(Records for this task Opens)

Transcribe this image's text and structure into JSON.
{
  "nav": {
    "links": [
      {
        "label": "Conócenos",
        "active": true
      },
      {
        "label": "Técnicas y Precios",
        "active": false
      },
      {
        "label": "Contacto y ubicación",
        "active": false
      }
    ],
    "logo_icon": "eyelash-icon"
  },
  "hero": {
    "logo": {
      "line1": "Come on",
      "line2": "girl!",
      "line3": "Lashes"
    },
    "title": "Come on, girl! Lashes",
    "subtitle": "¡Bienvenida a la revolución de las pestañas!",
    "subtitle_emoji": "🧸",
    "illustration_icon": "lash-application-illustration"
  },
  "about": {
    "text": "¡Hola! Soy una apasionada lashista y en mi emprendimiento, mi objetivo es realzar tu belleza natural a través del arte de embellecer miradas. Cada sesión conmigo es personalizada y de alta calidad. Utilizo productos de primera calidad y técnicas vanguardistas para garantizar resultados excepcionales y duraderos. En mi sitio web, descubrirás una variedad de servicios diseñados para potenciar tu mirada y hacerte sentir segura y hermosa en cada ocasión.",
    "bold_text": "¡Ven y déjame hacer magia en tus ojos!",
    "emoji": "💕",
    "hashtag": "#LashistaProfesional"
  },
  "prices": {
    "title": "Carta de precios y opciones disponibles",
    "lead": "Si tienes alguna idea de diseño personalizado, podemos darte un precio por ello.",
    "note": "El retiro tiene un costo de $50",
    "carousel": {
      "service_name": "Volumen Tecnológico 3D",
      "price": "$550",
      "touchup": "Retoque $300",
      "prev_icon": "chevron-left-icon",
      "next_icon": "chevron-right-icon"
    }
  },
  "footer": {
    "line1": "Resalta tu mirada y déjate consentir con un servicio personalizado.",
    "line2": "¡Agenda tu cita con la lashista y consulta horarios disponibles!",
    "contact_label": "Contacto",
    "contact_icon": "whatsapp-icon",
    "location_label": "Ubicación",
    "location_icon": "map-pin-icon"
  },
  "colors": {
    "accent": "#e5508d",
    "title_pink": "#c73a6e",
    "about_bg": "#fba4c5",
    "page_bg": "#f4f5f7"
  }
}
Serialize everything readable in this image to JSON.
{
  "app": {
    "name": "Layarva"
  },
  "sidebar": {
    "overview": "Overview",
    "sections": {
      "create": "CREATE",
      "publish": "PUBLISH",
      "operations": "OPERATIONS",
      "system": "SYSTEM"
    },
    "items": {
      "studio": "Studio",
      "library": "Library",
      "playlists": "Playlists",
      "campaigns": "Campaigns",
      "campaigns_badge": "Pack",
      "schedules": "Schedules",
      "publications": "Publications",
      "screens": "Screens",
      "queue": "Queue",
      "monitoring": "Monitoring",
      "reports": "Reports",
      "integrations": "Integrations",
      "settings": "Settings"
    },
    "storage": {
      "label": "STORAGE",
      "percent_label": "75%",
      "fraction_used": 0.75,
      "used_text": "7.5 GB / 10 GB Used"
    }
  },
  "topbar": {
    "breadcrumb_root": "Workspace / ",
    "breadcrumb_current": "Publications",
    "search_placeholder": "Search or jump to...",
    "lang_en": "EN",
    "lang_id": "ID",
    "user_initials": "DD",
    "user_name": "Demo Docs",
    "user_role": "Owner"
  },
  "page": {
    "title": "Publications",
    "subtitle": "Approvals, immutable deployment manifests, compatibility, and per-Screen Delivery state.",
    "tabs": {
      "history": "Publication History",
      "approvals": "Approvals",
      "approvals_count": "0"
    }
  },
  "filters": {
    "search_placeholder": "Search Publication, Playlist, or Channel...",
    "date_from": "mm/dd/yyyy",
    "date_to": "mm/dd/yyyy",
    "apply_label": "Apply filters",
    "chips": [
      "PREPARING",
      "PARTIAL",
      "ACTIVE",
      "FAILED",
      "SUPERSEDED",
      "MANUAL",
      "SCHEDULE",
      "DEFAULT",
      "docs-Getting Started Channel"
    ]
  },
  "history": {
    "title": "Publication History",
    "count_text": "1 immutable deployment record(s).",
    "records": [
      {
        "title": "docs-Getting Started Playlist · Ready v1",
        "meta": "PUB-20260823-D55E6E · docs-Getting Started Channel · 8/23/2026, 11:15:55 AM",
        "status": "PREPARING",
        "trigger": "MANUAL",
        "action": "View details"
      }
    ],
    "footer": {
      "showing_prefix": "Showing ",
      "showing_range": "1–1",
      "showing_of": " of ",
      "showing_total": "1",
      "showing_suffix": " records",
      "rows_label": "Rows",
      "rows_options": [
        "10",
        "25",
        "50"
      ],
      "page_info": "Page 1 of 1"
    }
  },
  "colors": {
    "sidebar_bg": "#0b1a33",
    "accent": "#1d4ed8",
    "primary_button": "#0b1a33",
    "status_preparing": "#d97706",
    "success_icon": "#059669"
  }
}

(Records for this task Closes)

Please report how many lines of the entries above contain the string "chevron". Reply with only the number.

2